Release Date Apr 1, 1992
Publisher Harper Collins Publishers
Series I Can Read
ISBN 0064441989 ISBN13 9780064441988 UPC 046594003959
Availability 0 units.
More About Joan Sandin
Joan Sandin is the illustrator of many books for young readers, including the "I Can Read" books Small Wolf, written by Nathaniel Benchley, Snowshoe Thompson, written by Nancy Smiler Levinson, and her own The Long Way Westward and The Long Way to a New Land. Ms. Sandin lives in Tucson, AZ.
Joan Sandin currently resides in Tucson, in the state of Arizona.
Reviews - What do customers think about The Long Way Westward (I Can Read Book 3)?
A laugh-out-loud tearjerker Sep 25, 2009
I don't know when I've fallen in love with a book like I did with Last Days of Summer. Touching, poignant, moving, and at the same time hysterically funny.
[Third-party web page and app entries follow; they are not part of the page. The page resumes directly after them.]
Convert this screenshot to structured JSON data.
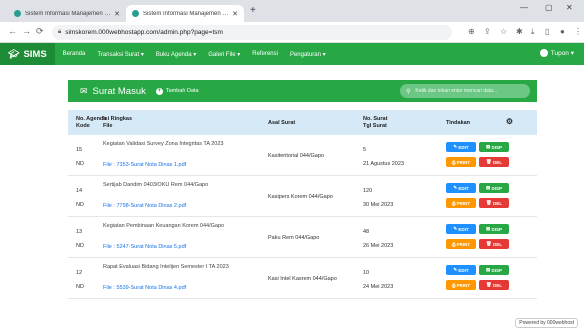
{
  "browser": {
    "tabs": [
      {
        "title": "Sistem Informasi Manajemen Sur..."
      },
      {
        "title": "Sistem Informasi Manajemen Sur..."
      }
    ],
    "url": "simskorem.000webhostapp.com/admin.php?page=tsm"
  },
  "navbar": {
    "brand": "SIMS",
    "menu": [
      {
        "label": "Beranda"
      },
      {
        "label": "Transaksi Surat ▾"
      },
      {
        "label": "Buku Agenda ▾"
      },
      {
        "label": "Galeri File ▾"
      },
      {
        "label": "Referensi"
      },
      {
        "label": "Pengaturan ▾"
      }
    ],
    "user": "Tupon ▾"
  },
  "panel": {
    "title": "Surat Masuk",
    "add_label": "Tambah Data",
    "search_placeholder": "Ketik dan tekan enter mencari data..."
  },
  "table": {
    "headers": {
      "agenda": "No. Agenda",
      "kode": "Kode",
      "ringkas": "Isi Ringkas",
      "file": "File",
      "asal": "Asal Surat",
      "nosurat": "No. Surat",
      "tgl": "Tgl Surat",
      "tindakan": "Tindakan"
    },
    "rows": [
      {
        "agenda": "15",
        "kode": "ND",
        "ringkas": "Kegiatan Validasi Survey Zona Integritas TA 2023",
        "file": "File : 7353-Surat Nota Dinas 1.pdf",
        "asal": "Kasiteritorial 044/Gapo",
        "nosurat": "5",
        "tgl": "21 Agustus 2023"
      },
      {
        "agenda": "14",
        "kode": "ND",
        "ringkas": "Sertijab Dandim 0403/OKU Rem 044/Gapo",
        "file": "File : 7798-Surat Nota Dinas 2.pdf",
        "asal": "Kasipers Korem 044/Gapo",
        "nosurat": "120",
        "tgl": "30 Mei 2023"
      },
      {
        "agenda": "13",
        "kode": "ND",
        "ringkas": "Kegiatan Pembinaan Keuangan Korem 044/Gapo",
        "file": "File : 5247-Surat Nota Dinas 5.pdf",
        "asal": "Paku Rem 044/Gapo",
        "nosurat": "48",
        "tgl": "26 Mei 2023"
      },
      {
        "agenda": "12",
        "kode": "ND",
        "ringkas": "Rapat Evaluasi Bidang Intelijen Semester I TA 2023",
        "file": "File : 5539-Surat Nota Dinas 4.pdf",
        "asal": "Kasi Intel Kasrem 044/Gapo",
        "nosurat": "10",
        "tgl": "24 Mei 2023"
      }
    ],
    "buttons": {
      "edit": "EDIT",
      "disp": "DISP",
      "print": "PRINT",
      "del": "DEL"
    }
  },
  "footer": {
    "powered": "Powered by 000webhost"
  }
}
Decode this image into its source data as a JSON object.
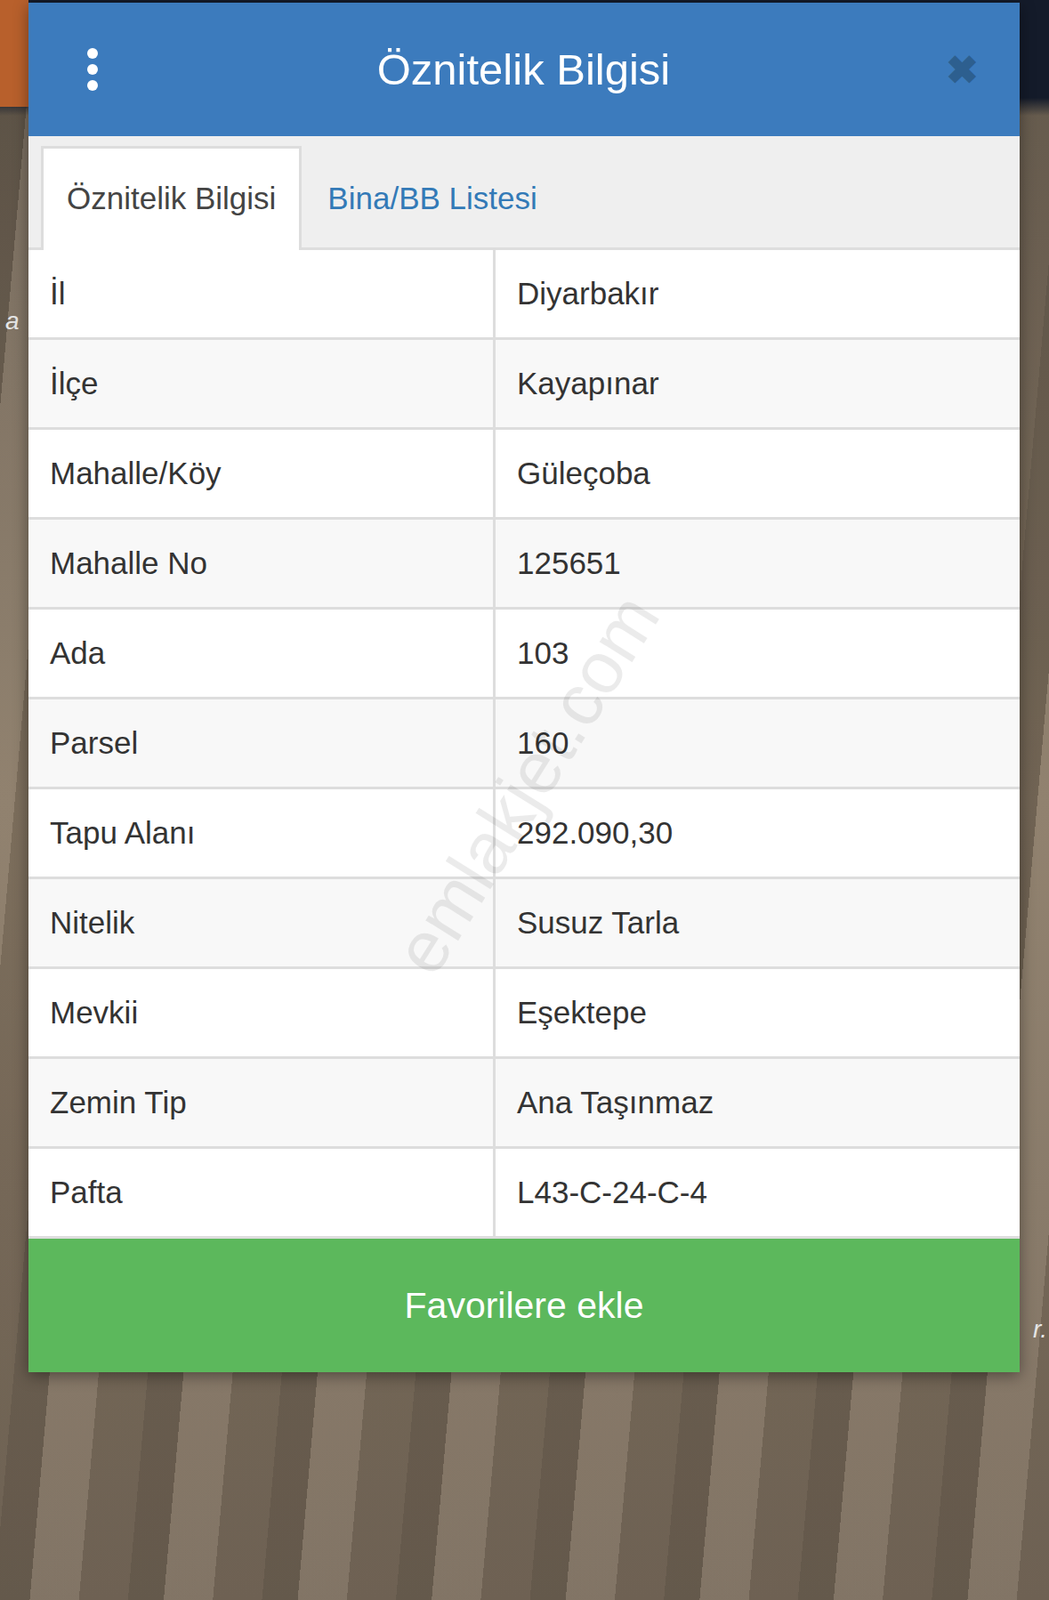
{
  "dialog": {
    "title": "Öznitelik Bilgisi",
    "close": "✖"
  },
  "tabs": [
    {
      "label": "Öznitelik Bilgisi",
      "selected": true
    },
    {
      "label": "Bina/BB Listesi",
      "selected": false
    }
  ],
  "rows": [
    {
      "label": "İl",
      "value": "Diyarbakır"
    },
    {
      "label": "İlçe",
      "value": "Kayapınar"
    },
    {
      "label": "Mahalle/Köy",
      "value": "Güleçoba"
    },
    {
      "label": "Mahalle No",
      "value": "125651"
    },
    {
      "label": "Ada",
      "value": "103"
    },
    {
      "label": "Parsel",
      "value": "160"
    },
    {
      "label": "Tapu Alanı",
      "value": "292.090,30"
    },
    {
      "label": "Nitelik",
      "value": "Susuz Tarla"
    },
    {
      "label": "Mevkii",
      "value": "Eşektepe"
    },
    {
      "label": "Zemin Tip",
      "value": "Ana Taşınmaz"
    },
    {
      "label": "Pafta",
      "value": "L43-C-24-C-4"
    }
  ],
  "button": "Favorilere ekle",
  "watermark": "emlakjet.com",
  "map_labels": [
    "a",
    "r."
  ]
}
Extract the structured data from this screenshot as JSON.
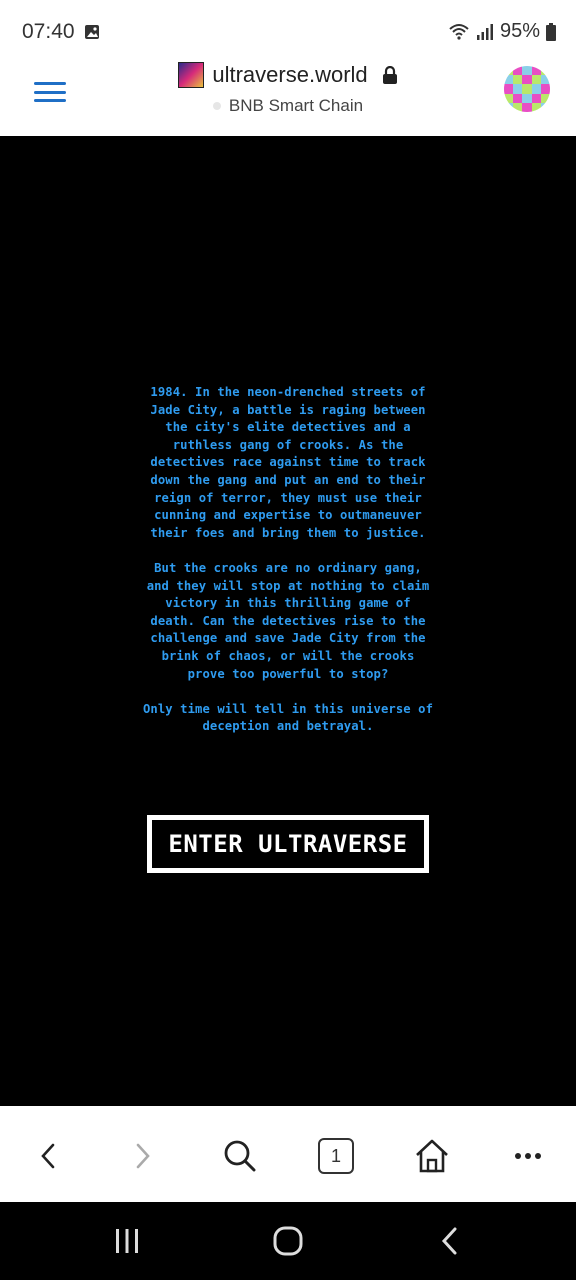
{
  "status_bar": {
    "time": "07:40",
    "battery": "95%",
    "icons": [
      "gallery-icon",
      "wifi-icon",
      "signal-icon",
      "battery-icon"
    ]
  },
  "header": {
    "site_title": "ultraverse.world",
    "chain": "BNB Smart Chain",
    "icons": [
      "menu-icon",
      "lock-icon",
      "avatar"
    ],
    "accent": "#1f6fc6"
  },
  "story": {
    "paragraph1": "1984. In the neon-drenched streets of Jade City, a battle is raging between the city's elite detectives and a ruthless gang of crooks. As the detectives race against time to track down the gang and put an end to their reign of terror, they must use their cunning and expertise to outmaneuver their foes and bring them to justice.",
    "paragraph2": "But the crooks are no ordinary gang, and they will stop at nothing to claim victory in this thrilling game of death. Can the detectives rise to the challenge and save Jade City from the brink of chaos, or will the crooks prove too powerful to stop?",
    "paragraph3": "Only time will tell in this universe of deception and betrayal.",
    "color": "#2f9cf0"
  },
  "enter_button": {
    "label": "ENTER ULTRAVERSE"
  },
  "browser_bar": {
    "tab_count": "1",
    "icons": [
      "back-icon",
      "forward-icon",
      "search-icon",
      "tabs-icon",
      "home-icon",
      "more-icon"
    ]
  },
  "nav_bar": {
    "icons": [
      "recents-icon",
      "home-circle-icon",
      "back-chevron-icon"
    ]
  }
}
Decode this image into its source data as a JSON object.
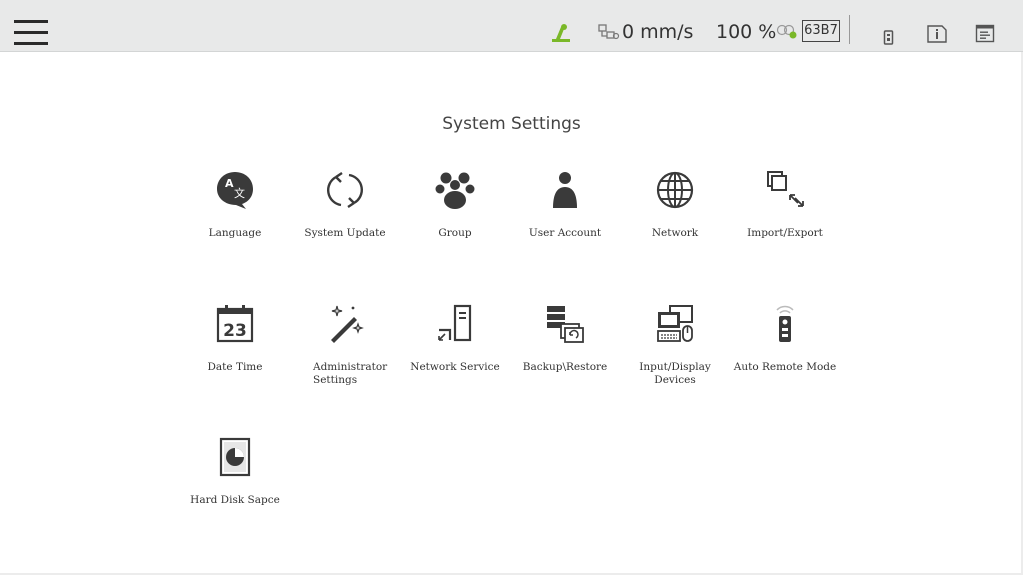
{
  "header": {
    "menu_icon": "hamburger-menu-icon",
    "robot_status_icon": "robot-arm-status-icon",
    "robot_status_color": "#7ab828",
    "speed_icon": "speed-icon",
    "speed": "0 mm/s",
    "override": "100 %",
    "tool_icon": "tool-connection-icon",
    "tool_status_color": "#7ab828",
    "tool_id": "63B7",
    "remote_icon": "remote-pendant-icon",
    "info_icon": "info-icon",
    "log_icon": "log-icon"
  },
  "main": {
    "title": "System Settings",
    "tiles": [
      {
        "label": "Language",
        "icon": "language-icon"
      },
      {
        "label": "System Update",
        "icon": "system-update-icon"
      },
      {
        "label": "Group",
        "icon": "group-icon"
      },
      {
        "label": "User Account",
        "icon": "user-account-icon"
      },
      {
        "label": "Network",
        "icon": "network-globe-icon"
      },
      {
        "label": "Import/Export",
        "icon": "import-export-icon"
      },
      {
        "label": "Date Time",
        "icon": "calendar-icon",
        "day": "23"
      },
      {
        "label": "Administrator\nSettings",
        "icon": "magic-wand-icon"
      },
      {
        "label": "Network Service",
        "icon": "network-service-icon"
      },
      {
        "label": "Backup\\Restore",
        "icon": "backup-restore-icon"
      },
      {
        "label": "Input/Display Devices",
        "icon": "input-display-devices-icon"
      },
      {
        "label": "Auto Remote Mode",
        "icon": "auto-remote-mode-icon"
      },
      {
        "label": "Hard Disk Sapce",
        "icon": "hard-disk-icon"
      }
    ]
  }
}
I borrowed a copy from the library to read it for my book club, but will be purchasing a copy for my personal book collection so my husband and son (when he's a bit older) can read it. I can't recommend it highly enough.
Should be on Every High School Reading List May 26, 2009
In an age when celebrities get paid millions of dollars and letters between people are little blips of internet jargon, this book brings back all the love of the 1940s for those men who made life a bit more interesting. It is a great read, a good laugh, and a lesson in the love of life, liberty and the pursuit of happiness.
A book you can read again and again Feb 23, 2009
I read this book several years ago and was completely enchanted by it, despite that a novel dealing with baseball and World War II didn't sound like my cup of teen. I loved the characters and was moved from laughter to tears in the space of a few pages.
I read it again a few months ago and found it every bit as good as the first time I read it.
I'm heartbroken Aug 13, 2008
My introduction to Steve Kluger was with "Almost Like Being In Love." The format threw me for a bit, but, once used to the manner in which the author was to tell his story, I went on to enjoy this delightful story. Next came this book..."Last Days of Summer." I found the author's website and wrote him an e-mail; I was about thirty pages short of the book's end at that moment. I sent another e-mail after finishing the book, heartbroken by the story's ending, yet having thoroughly been moved by spending time with such wonderfully fleshed-out characters. Read the book...no, I'd go so far as to say, "Read anything by Steve Kluger." He's a great storyteller...combining both humor and pathos expertly.
Good, breezy read Jul 27, 2008
What's the difference between a Young Adult (YA) and a regular ol' adult novel? In this case, only a few words and phrases. Otherwise, this book contains all of the standard YA elements.
The wisecracking loner main character? Check. (Though he becomes less of a loner as the story progresses.) The dysfunctional but eccentrically entertaining family? Check. The unlikely good influence with issues of his own? Check? The Tragic Moment? Check. Only a sprinkling of f-bombs and other salty language keeps "The Last Days of Summer" off high school library shelves everywhere. It's like something Avi would write, only earthier.
This is not to say that it's a poor or childish book. Far from it. The notes & letters format, the imminently likeable characters, and the breezy plot pull you in quickly, making it hard to put it down. Nothing really happens that you didn't expect would happen, yet the ride in so enjoyable that you won't mind.
One thing that really annoyed me was that all of the letters, notes, and whatever used to create the book are written in the same sardonically streetwise style. The two main characters writing similarly is understandable, since their similarity is what brings them together. But Wilke-supporting conservative schoolteachers and busy US Army commanders writing report card comments and internal memos in the same style as witty young Joey Margolis? It's a stretch.
But that's a minor quibble. Overall, I enjoyed this book a lot and would recommend it to anyone who doesn't mind just a little coarseness about the edges.